### The problem
Go through the entries below and return every line that contains "time".

[[ Working data open ]]

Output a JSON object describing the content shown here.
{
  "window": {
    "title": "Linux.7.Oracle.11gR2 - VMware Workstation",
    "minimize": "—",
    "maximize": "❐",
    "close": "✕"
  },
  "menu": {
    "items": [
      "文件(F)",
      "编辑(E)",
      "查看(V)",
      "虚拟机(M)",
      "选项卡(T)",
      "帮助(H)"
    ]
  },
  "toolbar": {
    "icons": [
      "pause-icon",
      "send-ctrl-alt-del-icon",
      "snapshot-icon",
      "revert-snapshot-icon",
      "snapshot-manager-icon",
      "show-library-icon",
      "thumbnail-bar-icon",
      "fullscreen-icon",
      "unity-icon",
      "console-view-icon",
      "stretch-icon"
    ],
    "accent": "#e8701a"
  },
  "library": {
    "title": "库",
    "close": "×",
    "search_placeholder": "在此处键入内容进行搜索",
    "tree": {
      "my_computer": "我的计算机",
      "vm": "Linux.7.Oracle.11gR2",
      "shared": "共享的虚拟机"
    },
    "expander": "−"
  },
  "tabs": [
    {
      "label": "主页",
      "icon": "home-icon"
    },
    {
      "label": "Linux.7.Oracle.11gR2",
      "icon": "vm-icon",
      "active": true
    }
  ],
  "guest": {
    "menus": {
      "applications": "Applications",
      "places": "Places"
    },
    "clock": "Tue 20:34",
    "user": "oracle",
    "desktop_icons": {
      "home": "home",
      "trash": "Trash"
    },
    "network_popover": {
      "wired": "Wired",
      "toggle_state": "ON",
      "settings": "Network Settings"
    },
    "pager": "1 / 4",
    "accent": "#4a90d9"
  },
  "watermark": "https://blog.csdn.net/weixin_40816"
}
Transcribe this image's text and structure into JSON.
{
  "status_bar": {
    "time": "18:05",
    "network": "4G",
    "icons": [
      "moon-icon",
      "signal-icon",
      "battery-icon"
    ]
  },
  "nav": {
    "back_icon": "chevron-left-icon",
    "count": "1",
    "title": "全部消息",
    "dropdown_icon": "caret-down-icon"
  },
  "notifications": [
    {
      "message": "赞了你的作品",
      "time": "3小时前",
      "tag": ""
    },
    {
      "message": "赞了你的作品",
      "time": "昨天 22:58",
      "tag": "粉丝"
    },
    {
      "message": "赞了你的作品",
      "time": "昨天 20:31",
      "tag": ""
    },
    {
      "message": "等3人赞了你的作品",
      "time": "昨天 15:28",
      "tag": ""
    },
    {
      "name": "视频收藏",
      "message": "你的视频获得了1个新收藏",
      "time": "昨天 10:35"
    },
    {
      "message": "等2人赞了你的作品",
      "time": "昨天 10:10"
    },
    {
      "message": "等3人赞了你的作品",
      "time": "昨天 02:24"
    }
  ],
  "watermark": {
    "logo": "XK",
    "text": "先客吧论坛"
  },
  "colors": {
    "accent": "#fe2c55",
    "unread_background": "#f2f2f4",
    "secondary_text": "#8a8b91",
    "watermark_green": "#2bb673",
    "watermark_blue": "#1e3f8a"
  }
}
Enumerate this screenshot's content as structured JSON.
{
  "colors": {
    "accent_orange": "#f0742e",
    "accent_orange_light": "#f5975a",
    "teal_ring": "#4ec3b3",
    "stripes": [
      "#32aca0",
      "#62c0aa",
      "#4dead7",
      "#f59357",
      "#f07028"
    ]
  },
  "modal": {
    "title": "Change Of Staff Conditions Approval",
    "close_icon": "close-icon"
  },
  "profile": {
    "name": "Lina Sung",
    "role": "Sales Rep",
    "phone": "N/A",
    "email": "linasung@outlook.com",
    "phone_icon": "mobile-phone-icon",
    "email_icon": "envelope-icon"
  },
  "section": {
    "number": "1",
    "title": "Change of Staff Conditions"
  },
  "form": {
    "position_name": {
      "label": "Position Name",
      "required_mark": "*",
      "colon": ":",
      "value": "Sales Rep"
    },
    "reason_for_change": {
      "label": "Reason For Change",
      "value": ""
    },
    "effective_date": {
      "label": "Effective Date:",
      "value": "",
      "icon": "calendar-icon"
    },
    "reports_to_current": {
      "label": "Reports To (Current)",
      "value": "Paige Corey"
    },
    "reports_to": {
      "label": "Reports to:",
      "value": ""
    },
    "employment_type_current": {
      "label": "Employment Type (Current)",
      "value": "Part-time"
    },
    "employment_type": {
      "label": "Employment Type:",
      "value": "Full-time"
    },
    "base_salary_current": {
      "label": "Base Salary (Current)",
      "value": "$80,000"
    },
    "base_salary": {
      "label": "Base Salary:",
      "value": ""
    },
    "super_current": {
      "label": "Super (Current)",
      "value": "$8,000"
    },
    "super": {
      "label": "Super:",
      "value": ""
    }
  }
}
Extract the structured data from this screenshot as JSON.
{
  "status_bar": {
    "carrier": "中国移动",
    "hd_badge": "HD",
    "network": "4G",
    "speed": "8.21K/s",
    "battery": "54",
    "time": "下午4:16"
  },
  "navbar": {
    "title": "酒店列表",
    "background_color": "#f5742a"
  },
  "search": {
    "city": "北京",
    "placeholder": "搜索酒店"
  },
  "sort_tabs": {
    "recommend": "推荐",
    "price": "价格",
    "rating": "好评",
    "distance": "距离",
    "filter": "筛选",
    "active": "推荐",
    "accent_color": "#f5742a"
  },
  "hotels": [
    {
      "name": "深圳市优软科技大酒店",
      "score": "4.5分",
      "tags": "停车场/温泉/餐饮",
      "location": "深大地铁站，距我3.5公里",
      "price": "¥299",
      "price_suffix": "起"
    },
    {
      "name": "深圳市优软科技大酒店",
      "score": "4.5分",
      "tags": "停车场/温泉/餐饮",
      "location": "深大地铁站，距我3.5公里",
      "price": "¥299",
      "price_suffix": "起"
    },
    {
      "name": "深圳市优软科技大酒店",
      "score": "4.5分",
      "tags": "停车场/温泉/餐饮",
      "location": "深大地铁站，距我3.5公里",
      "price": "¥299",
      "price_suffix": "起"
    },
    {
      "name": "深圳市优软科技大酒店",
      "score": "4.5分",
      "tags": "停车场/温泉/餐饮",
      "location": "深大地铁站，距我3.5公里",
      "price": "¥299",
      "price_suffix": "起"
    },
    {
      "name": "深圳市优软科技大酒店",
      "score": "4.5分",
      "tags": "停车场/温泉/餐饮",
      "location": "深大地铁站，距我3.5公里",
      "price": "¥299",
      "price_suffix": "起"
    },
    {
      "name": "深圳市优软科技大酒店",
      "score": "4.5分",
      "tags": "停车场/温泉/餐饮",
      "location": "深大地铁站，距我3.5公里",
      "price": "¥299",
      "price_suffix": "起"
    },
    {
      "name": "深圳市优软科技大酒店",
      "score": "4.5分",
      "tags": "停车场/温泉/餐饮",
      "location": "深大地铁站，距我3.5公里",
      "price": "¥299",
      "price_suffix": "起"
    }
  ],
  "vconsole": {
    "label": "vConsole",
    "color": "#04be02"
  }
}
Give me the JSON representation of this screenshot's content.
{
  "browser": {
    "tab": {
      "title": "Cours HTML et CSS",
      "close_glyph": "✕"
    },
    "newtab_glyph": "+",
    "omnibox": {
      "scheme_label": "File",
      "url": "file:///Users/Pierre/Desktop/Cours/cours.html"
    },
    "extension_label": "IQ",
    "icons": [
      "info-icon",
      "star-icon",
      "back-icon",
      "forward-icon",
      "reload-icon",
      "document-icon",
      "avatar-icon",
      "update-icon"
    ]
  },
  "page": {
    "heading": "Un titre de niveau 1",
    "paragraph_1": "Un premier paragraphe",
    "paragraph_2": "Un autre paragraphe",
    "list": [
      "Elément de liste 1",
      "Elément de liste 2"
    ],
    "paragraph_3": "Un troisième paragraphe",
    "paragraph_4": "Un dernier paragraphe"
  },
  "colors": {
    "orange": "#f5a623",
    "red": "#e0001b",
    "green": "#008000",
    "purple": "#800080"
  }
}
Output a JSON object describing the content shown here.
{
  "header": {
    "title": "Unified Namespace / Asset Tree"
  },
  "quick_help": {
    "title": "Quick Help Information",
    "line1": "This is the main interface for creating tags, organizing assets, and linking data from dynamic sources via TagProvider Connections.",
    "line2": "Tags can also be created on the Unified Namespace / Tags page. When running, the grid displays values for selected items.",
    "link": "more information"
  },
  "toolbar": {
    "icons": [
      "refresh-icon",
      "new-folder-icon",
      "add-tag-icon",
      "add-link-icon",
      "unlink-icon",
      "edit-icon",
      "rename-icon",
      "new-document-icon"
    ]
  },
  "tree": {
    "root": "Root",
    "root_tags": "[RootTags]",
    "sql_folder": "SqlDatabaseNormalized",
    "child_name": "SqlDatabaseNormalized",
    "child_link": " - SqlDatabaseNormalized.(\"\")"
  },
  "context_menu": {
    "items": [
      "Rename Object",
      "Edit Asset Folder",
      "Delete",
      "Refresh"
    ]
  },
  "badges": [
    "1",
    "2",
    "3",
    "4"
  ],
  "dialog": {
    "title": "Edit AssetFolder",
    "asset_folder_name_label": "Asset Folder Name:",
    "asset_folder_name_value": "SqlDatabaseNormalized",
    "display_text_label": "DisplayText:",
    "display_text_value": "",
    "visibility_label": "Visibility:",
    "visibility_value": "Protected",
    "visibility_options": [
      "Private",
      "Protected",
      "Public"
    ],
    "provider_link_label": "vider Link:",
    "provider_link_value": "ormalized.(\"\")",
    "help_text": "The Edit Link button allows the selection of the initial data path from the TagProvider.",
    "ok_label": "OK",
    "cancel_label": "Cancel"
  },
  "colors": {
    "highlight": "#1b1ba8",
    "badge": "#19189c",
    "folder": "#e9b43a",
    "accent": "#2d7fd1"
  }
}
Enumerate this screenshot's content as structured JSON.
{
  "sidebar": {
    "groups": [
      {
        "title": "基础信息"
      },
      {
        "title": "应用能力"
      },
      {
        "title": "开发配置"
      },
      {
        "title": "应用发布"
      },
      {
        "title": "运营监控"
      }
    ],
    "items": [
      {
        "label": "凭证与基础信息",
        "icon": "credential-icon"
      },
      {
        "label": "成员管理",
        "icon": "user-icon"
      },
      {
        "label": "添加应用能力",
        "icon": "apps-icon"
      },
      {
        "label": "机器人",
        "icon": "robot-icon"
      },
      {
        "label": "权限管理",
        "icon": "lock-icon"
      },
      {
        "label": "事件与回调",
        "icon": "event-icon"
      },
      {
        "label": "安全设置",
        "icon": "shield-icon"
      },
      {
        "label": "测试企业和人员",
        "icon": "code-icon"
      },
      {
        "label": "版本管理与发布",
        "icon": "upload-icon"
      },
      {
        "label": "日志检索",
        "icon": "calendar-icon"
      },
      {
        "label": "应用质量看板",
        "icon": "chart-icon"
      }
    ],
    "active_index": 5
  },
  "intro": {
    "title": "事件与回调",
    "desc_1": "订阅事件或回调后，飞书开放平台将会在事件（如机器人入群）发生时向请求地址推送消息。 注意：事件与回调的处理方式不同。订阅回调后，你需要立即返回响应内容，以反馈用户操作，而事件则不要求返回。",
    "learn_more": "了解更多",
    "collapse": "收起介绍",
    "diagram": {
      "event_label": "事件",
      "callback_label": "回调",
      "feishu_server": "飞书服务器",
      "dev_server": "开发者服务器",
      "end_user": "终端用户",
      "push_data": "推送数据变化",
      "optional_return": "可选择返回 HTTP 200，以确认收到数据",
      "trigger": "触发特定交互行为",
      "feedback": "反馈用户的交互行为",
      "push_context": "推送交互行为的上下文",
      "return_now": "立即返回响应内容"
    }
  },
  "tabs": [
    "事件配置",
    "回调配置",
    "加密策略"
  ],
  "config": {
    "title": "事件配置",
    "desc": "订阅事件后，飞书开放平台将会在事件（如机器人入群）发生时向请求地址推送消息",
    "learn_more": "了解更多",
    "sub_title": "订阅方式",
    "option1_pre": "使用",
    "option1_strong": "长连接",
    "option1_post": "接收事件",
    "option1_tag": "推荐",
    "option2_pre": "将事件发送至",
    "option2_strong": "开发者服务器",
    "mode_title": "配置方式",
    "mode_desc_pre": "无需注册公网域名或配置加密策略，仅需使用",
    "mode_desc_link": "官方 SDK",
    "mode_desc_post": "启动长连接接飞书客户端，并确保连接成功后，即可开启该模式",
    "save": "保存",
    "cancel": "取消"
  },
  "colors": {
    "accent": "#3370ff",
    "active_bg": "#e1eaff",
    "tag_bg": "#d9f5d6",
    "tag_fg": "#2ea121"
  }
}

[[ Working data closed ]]

### Exercise answer
    "time": "18:05",
      "time": "3小时前",
      "time": "昨天 22:58",
      "time": "昨天 20:31",
      "time": "昨天 15:28",
      "time": "昨天 10:35"
      "time": "昨天 10:10"
      "time": "昨天 02:24"
      "value": "Part-time"
      "value": "Full-time"
    "time": "下午4:16"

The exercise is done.